**Exercise directions**
Every line of the material below that holds the string "JSON" should be copied.

** Dataset records follows **

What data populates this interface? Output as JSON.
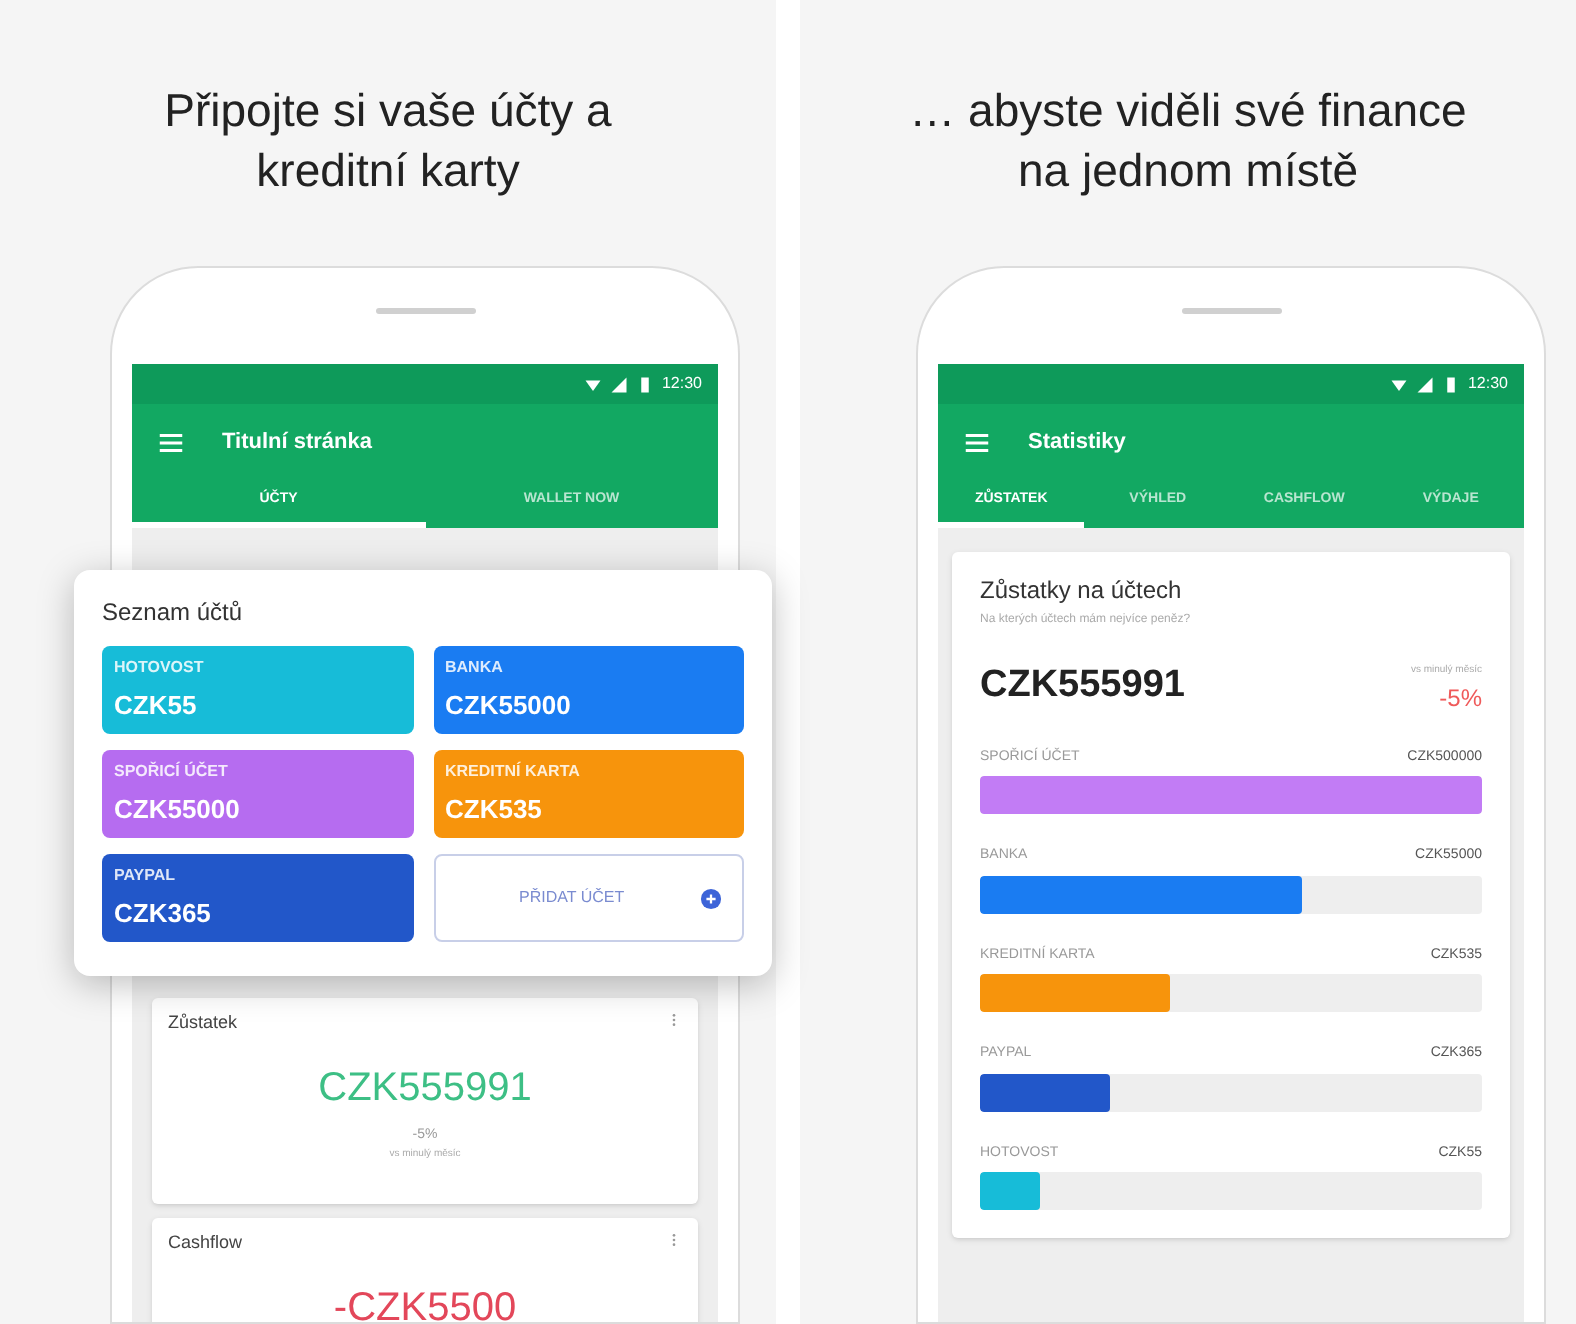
{
  "left_screen": {
    "headline": "Připojte si vaše účty a kreditní karty",
    "status_bar": {
      "time": "12:30"
    },
    "app_bar": {
      "title": "Titulní stránka"
    },
    "tabs": [
      {
        "label": "ÚČTY",
        "selected": true
      },
      {
        "label": "WALLET NOW",
        "selected": false
      }
    ],
    "account_list": {
      "title": "Seznam účtů",
      "items": [
        {
          "kind": "account",
          "label": "HOTOVOST",
          "amount": "CZK55",
          "color": "#17bcd8"
        },
        {
          "kind": "account",
          "label": "BANKA",
          "amount": "CZK55000",
          "color": "#1a7cf2"
        },
        {
          "kind": "account",
          "label": "SPOŘICÍ ÚČET",
          "amount": "CZK55000",
          "color": "#b66cf0"
        },
        {
          "kind": "account",
          "label": "KREDITNÍ KARTA",
          "amount": "CZK535",
          "color": "#f7940c"
        },
        {
          "kind": "account",
          "label": "PAYPAL",
          "amount": "CZK365",
          "color": "#2257c9"
        },
        {
          "kind": "add",
          "label": "PŘIDAT ÚČET"
        }
      ]
    },
    "cards": [
      {
        "title": "Zůstatek",
        "value": "CZK555991",
        "color": "#3dbf85",
        "change": "-5%",
        "note": "vs minulý měsíc"
      },
      {
        "title": "Cashflow",
        "value": "-CZK5500",
        "color": "#e3475a"
      }
    ]
  },
  "right_screen": {
    "headline": "… abyste viděli své finance na jednom místě",
    "status_bar": {
      "time": "12:30"
    },
    "app_bar": {
      "title": "Statistiky"
    },
    "tabs": [
      {
        "label": "ZŮSTATEK",
        "selected": true
      },
      {
        "label": "VÝHLED",
        "selected": false
      },
      {
        "label": "CASHFLOW",
        "selected": false
      },
      {
        "label": "VÝDAJE",
        "selected": false
      }
    ],
    "card": {
      "title": "Zůstatky na účtech",
      "subtitle": "Na kterých účtech mám nejvíce peněz?",
      "total": "CZK555991",
      "note": "vs minulý měsíc",
      "change": "-5%",
      "rows": [
        {
          "label": "SPOŘICÍ ÚČET",
          "amount": "CZK500000",
          "level": 1,
          "color": "#c27cf5"
        },
        {
          "label": "BANKA",
          "amount": "CZK55000",
          "level": 0.64,
          "color": "#1a7cf2"
        },
        {
          "label": "KREDITNÍ KARTA",
          "amount": "CZK535",
          "level": 0.38,
          "color": "#f7940c"
        },
        {
          "label": "PAYPAL",
          "amount": "CZK365",
          "level": 0.26,
          "color": "#2257c9"
        },
        {
          "label": "HOTOVOST",
          "amount": "CZK55",
          "level": 0.12,
          "color": "#17bcd8"
        }
      ]
    }
  }
}
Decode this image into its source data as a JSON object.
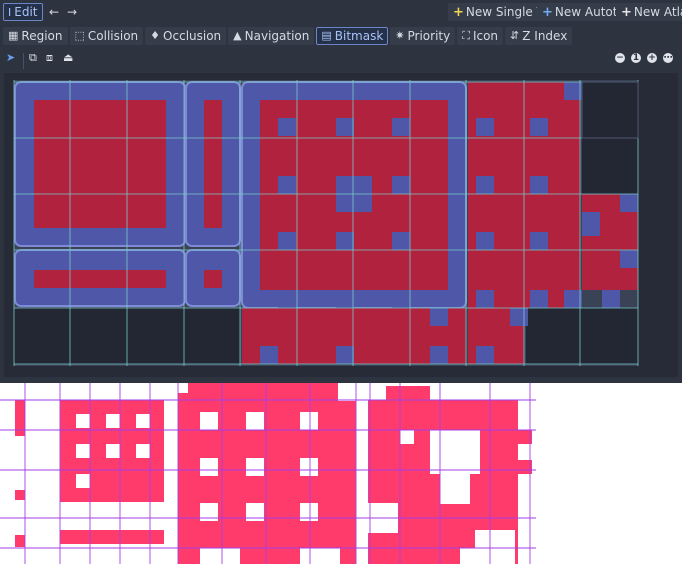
{
  "toolbar": {
    "edit_label": "Edit",
    "new_single_tile": "New Single Tile",
    "new_autotile": "New Autotile",
    "new_atlas": "New Atlas"
  },
  "modes": [
    {
      "label": "Region",
      "icon": "region-icon"
    },
    {
      "label": "Collision",
      "icon": "collision-icon"
    },
    {
      "label": "Occlusion",
      "icon": "occlusion-icon"
    },
    {
      "label": "Navigation",
      "icon": "navigation-icon"
    },
    {
      "label": "Bitmask",
      "icon": "bitmask-icon",
      "active": true
    },
    {
      "label": "Priority",
      "icon": "priority-icon"
    },
    {
      "label": "Icon",
      "icon": "icon-icon"
    },
    {
      "label": "Z Index",
      "icon": "z-index-icon"
    }
  ],
  "colors": {
    "editor_bg": "#2e3340",
    "mask_red": "#b0223e",
    "mask_blue": "#4f57a8",
    "grid_line": "#7ac9c7",
    "empty_tile": "#222733",
    "texture_pink": "#ff3b6b",
    "texture_grid": "#a63ee6",
    "accent": "#6b86c7"
  }
}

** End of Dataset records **

**Result of the task**
What data populates this interface? Output as JSON.
Decode this image into its source data as a JSON object.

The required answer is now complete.